(5) Sweet commerce: Montesquieu’s notion of “doux-commerce,” a vision of the positive effects of trade, anticipated Adam Smith, James Madison, David Ricardo, Norbert Elias, Steven Pinker, and Niall Ferguson. Anticipating Montesquieu was Mariana: “There’s nothing more excellent in human life than that good faith by which commercial relations are established and society among men is constituted.” Don Quijote also concerns this lesson. The protagonist’s madness dissipates as he comes to terms with bourgeois virtues. In DQ 1.1, he is mismanaging his domestic economy such that not even Aristotle could help him. In DQ 1.2, he learns that, unlike chivalric novels, the real world requires payment for goods and services. Fittingly, the innkeeper knights him by pretending to read Latin from an accounting ledger. By DQ 1.7, our hero grasps that he must finance his adventures: “hawking one thing and pawning another, all for less than he should have, he came up with a reasonable amount.” Don Quijote is perhaps most bourgeois in DQ 1.44, where he quietly resolves, without his usual recourse to violence, a payment dispute between the innkeeper and two guests.
The greatest irony involving commerce in Don Quijote is that the marketplace rescues the novel from its own violence. In DQ 1.9, the narrator explains how he acquired the continuation of the text that ended in the middle of the knight’s battle with the Basque in DQ 1.8. Asymmetrical information about bundles of paper the narrator spies in El Alcaná, Toledo’s marketplace, results in their purchase and then the employment of a local Morisco to translate them. Think about this. We couldn’t read the novel past DQ 1.8 were it not for the miracle of a multiethnic marketplace for goods and services. Montesquieu was a serious reader of the first modern novel.
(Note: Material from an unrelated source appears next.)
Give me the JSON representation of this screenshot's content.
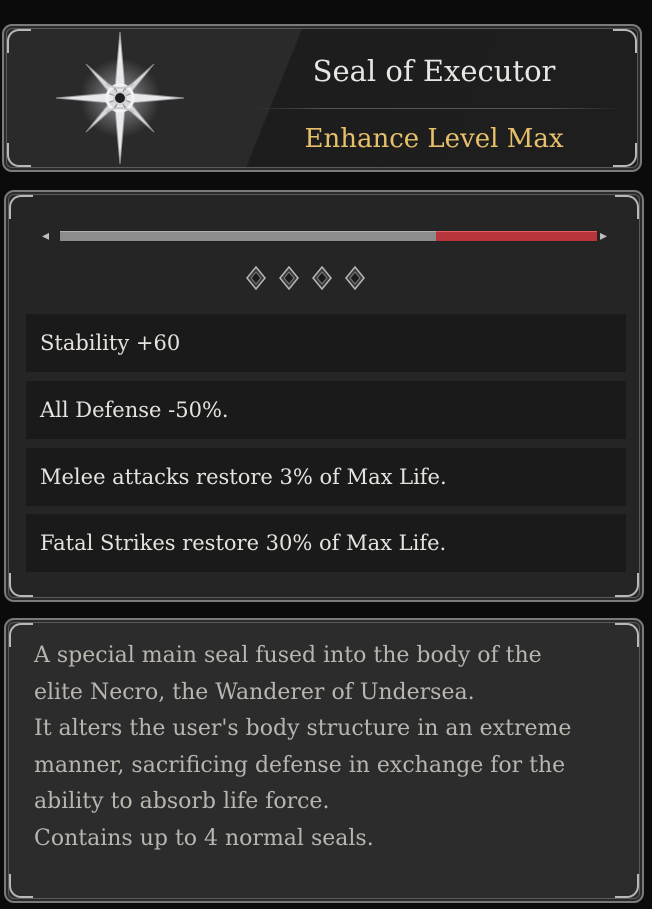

Cervantes was a capitalist? An Austrian? A free-market Randian? A libertarian? An English liberal? We hedge by saying he was a precursor. Nevertheless, when it comes to thinking about economics, there’s a tangible intellectual feedback mechanism amplifying the influence of the first modern novel. Salamancan thoughts on political economy influenced Cervantes; later, proto and classical liberals, who also read Salamancans, often validated their ideas while reading Don Quijote. John Locke, Thomas Jefferson, and Frédéric Bastiat had reasons for being intense fans of the first modern novel. But that is another story.
Eric Clifford Graf (PhD, Virginia) is director, writer, and host of Universidad Francisco Marroquín’s Discover Don Quijote de la Mancha, a MOOC (“massive open online course”) available in both English and Spanish.